** WHAT THE TASK ASKS **
Copy, from the data below, each line that has the word "nach".

** INPUT **
= = = = = = =
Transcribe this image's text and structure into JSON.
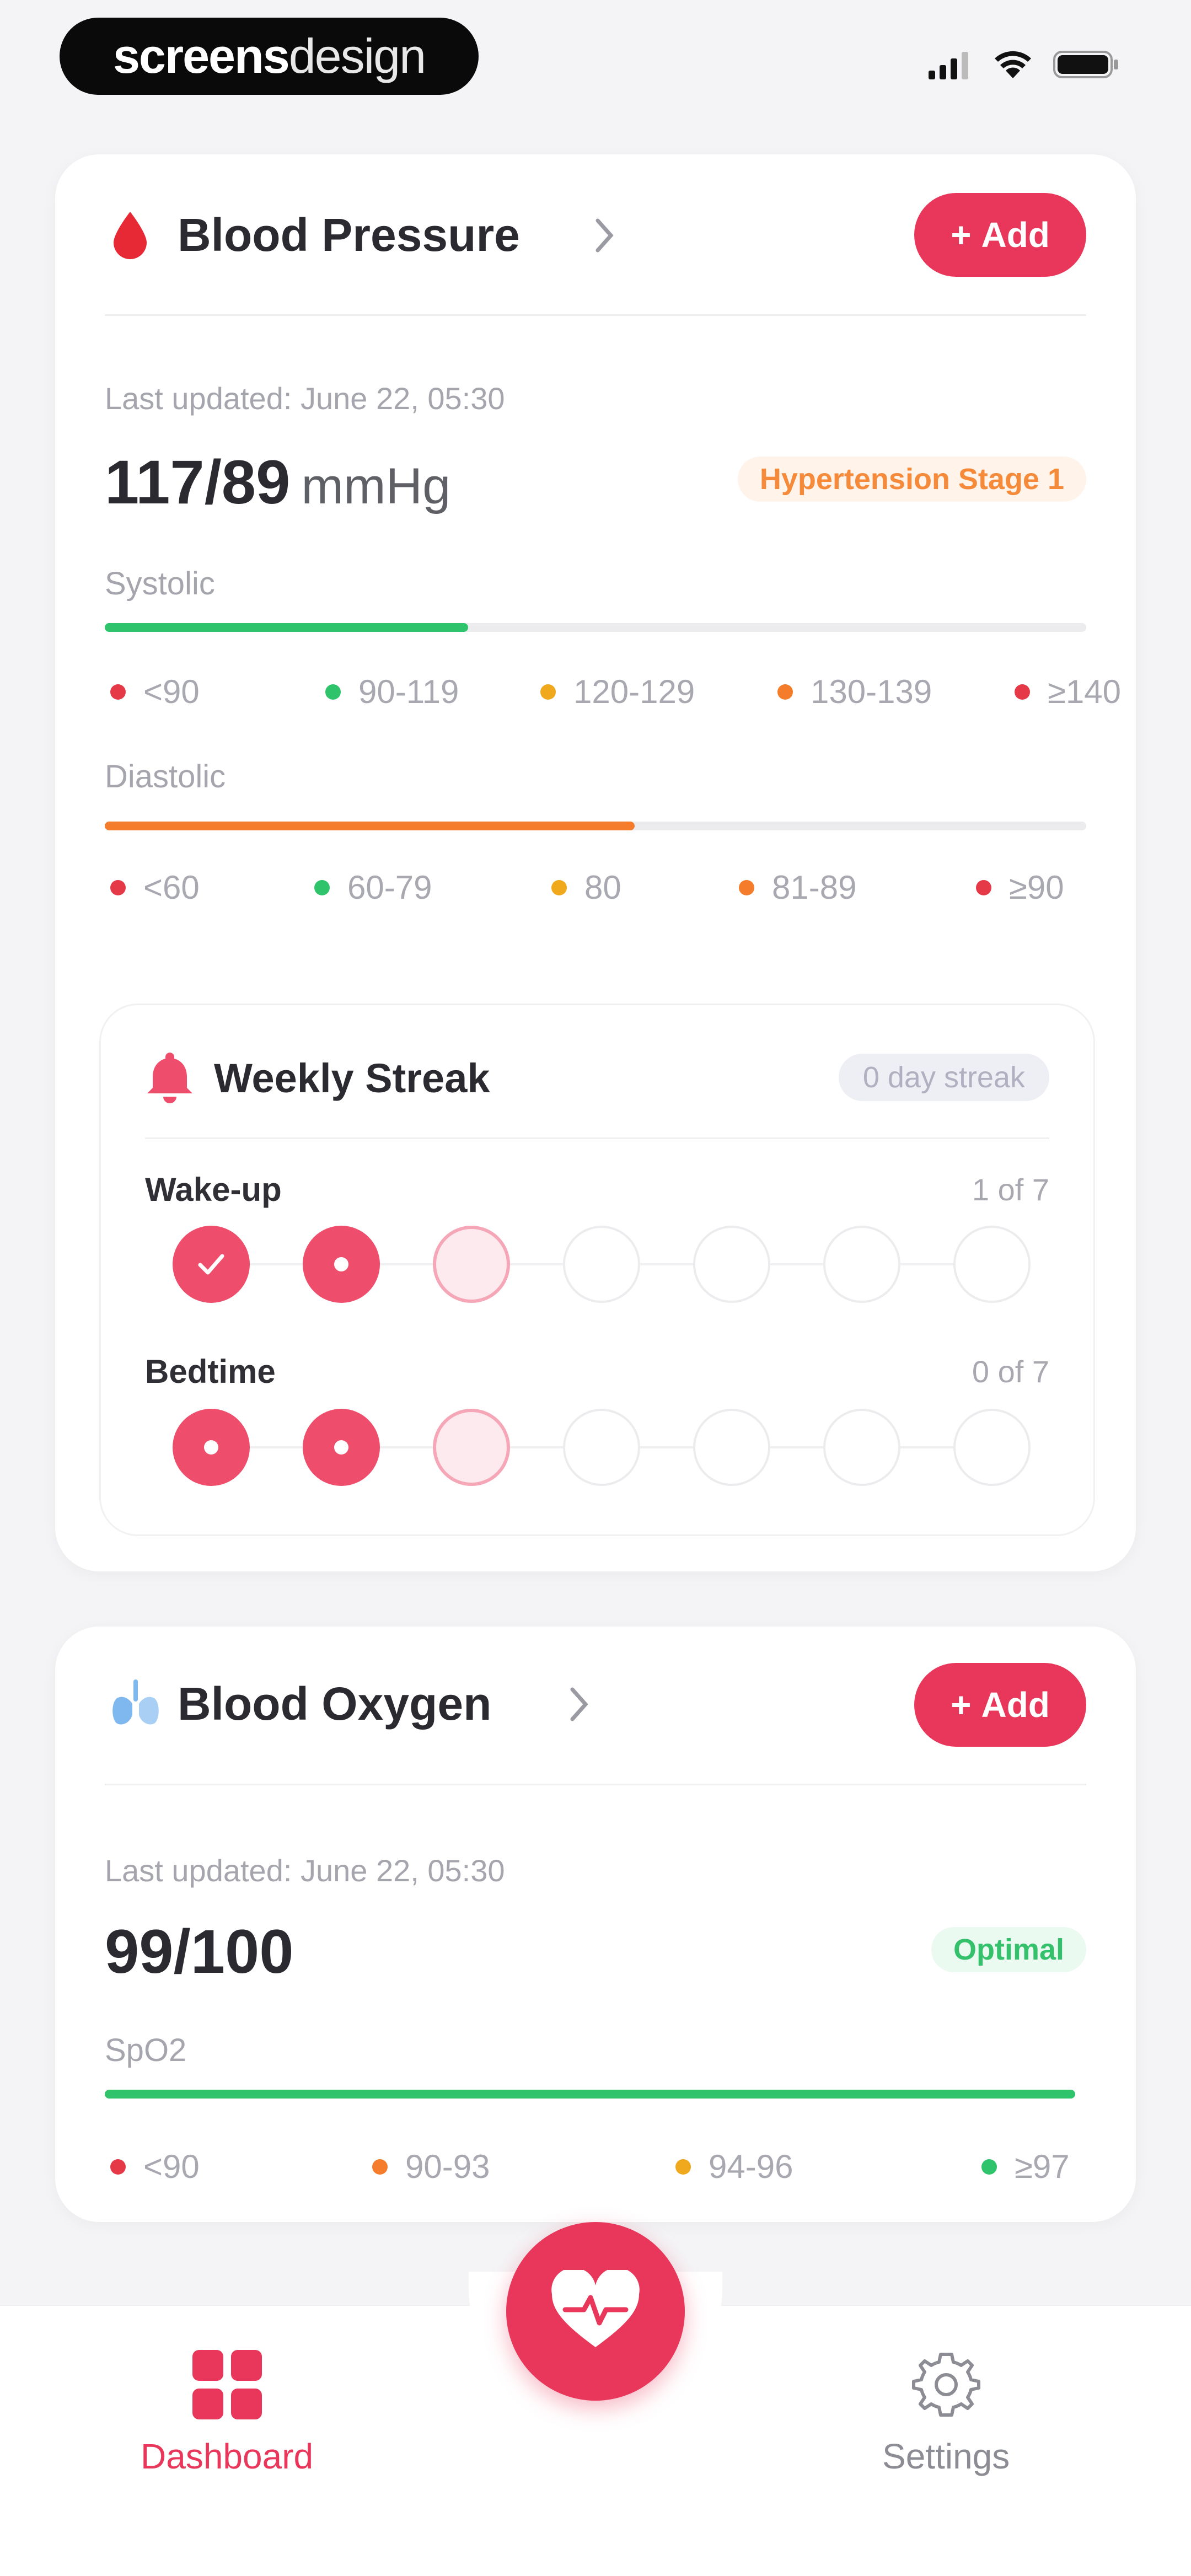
{
  "brand": {
    "logo_bold": "screens",
    "logo_light": "design"
  },
  "colors": {
    "accent": "#e8375a",
    "green": "#2fc46b",
    "orange": "#f57c2a",
    "amber": "#f0a81c",
    "red": "#e53948"
  },
  "blood_pressure": {
    "title": "Blood Pressure",
    "add_label": "Add",
    "last_updated": "Last updated: June 22, 05:30",
    "value": "117/89",
    "unit": "mmHg",
    "status": "Hypertension Stage 1",
    "systolic": {
      "label": "Systolic",
      "fill_fraction": 0.37,
      "ranges": [
        "<90",
        "90-119",
        "120-129",
        "130-139",
        "≥140"
      ]
    },
    "diastolic": {
      "label": "Diastolic",
      "fill_fraction": 0.54,
      "ranges": [
        "<60",
        "60-79",
        "80",
        "81-89",
        "≥90"
      ]
    }
  },
  "streak": {
    "title": "Weekly Streak",
    "badge": "0 day streak",
    "wakeup": {
      "label": "Wake-up",
      "count": "1 of 7",
      "states": [
        "check",
        "dot",
        "today",
        "future",
        "future",
        "future",
        "future"
      ]
    },
    "bedtime": {
      "label": "Bedtime",
      "count": "0 of 7",
      "states": [
        "dot",
        "dot",
        "today",
        "future",
        "future",
        "future",
        "future"
      ]
    }
  },
  "blood_oxygen": {
    "title": "Blood Oxygen",
    "add_label": "Add",
    "last_updated": "Last updated: June 22, 05:30",
    "value": "99/100",
    "status": "Optimal",
    "spo2": {
      "label": "SpO2",
      "fill_fraction": 1.0,
      "ranges": [
        "<90",
        "90-93",
        "94-96",
        "≥97"
      ]
    }
  },
  "nav": {
    "dashboard": "Dashboard",
    "settings": "Settings"
  }
}
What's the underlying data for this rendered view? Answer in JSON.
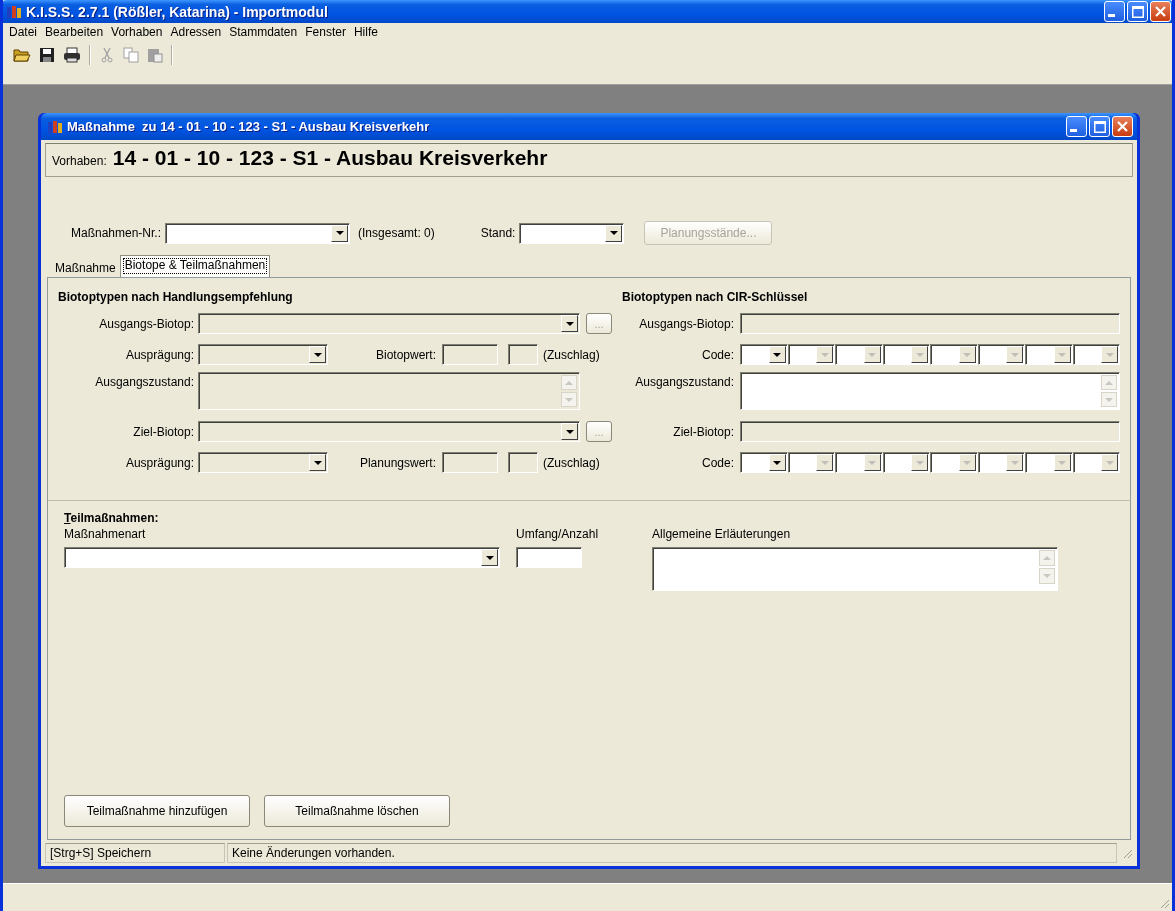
{
  "window": {
    "title": "K.I.S.S. 2.7.1 (Rößler, Katarina) - Importmodul"
  },
  "menu": [
    "Datei",
    "Bearbeiten",
    "Vorhaben",
    "Adressen",
    "Stammdaten",
    "Fenster",
    "Hilfe"
  ],
  "toolbar": [
    {
      "kind": "open",
      "disabled": false
    },
    {
      "kind": "save",
      "disabled": false
    },
    {
      "kind": "print",
      "disabled": false
    },
    {
      "kind": "separator"
    },
    {
      "kind": "cut",
      "disabled": true
    },
    {
      "kind": "copy",
      "disabled": true
    },
    {
      "kind": "paste",
      "disabled": true
    },
    {
      "kind": "separator"
    }
  ],
  "child_window": {
    "title": "Maßnahme  zu 14 - 01 - 10 - 123 - S1 - Ausbau Kreisverkehr",
    "header": {
      "label": "Vorhaben:",
      "value": "14 - 01 - 10 - 123 - S1 - Ausbau Kreisverkehr"
    },
    "selector": {
      "number_label": "Maßnahmen-Nr.:",
      "total": "(Insgesamt: 0)",
      "stand_label": "Stand:",
      "button": {
        "label": "Planungsstände...",
        "disabled": true
      }
    },
    "tabs": [
      {
        "label": "Maßnahme",
        "selected": false
      },
      {
        "label": "Biotope & Teilmaßnahmen",
        "selected": true
      }
    ],
    "left_group": {
      "title": "Biotoptypen nach Handlungsempfehlung",
      "start_biotope": {
        "label": "Ausgangs-Biotop:",
        "disabled": true,
        "browse": "..."
      },
      "start_expression": {
        "label": "Ausprägung:",
        "disabled": true,
        "value_label": "Biotopwert:",
        "surcharge": "(Zuschlag)"
      },
      "start_state": {
        "label": "Ausgangszustand:",
        "disabled": true
      },
      "target_biotope": {
        "label": "Ziel-Biotop:",
        "disabled": true,
        "browse": "..."
      },
      "target_expression": {
        "label": "Ausprägung:",
        "disabled": true,
        "value_label": "Planungswert:",
        "surcharge": "(Zuschlag)"
      }
    },
    "right_group": {
      "title": "Biotoptypen nach CIR-Schlüssel",
      "start_biotope": {
        "label": "Ausgangs-Biotop:",
        "disabled": true
      },
      "start_code": {
        "label": "Code:",
        "combos": [
          {
            "disabled": false
          },
          {
            "disabled": true
          },
          {
            "disabled": true
          },
          {
            "disabled": true
          },
          {
            "disabled": true
          },
          {
            "disabled": true
          },
          {
            "disabled": true
          },
          {
            "disabled": true
          }
        ]
      },
      "start_state": {
        "label": "Ausgangszustand:",
        "disabled": false
      },
      "target_biotope": {
        "label": "Ziel-Biotop:",
        "disabled": true
      },
      "target_code": {
        "label": "Code:",
        "combos": [
          {
            "disabled": false
          },
          {
            "disabled": true
          },
          {
            "disabled": true
          },
          {
            "disabled": true
          },
          {
            "disabled": true
          },
          {
            "disabled": true
          },
          {
            "disabled": true
          },
          {
            "disabled": true
          }
        ]
      }
    },
    "sub_measures": {
      "title": "Teilmaßnahmen:",
      "type_label": "Maßnahmenart",
      "amount_label": "Umfang/Anzahl",
      "notes_label": "Allgemeine Erläuterungen"
    },
    "buttons": [
      "Teilmaßnahme hinzufügen",
      "Teilmaßnahme löschen"
    ],
    "status_bar": [
      "[Strg+S] Speichern",
      "Keine Änderungen vorhanden."
    ]
  }
}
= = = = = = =
** YOUR SOLUTION **
      "title": "Biotoptypen nach Handlungsempfehlung",
      "title": "Biotoptypen nach CIR-Schlüssel",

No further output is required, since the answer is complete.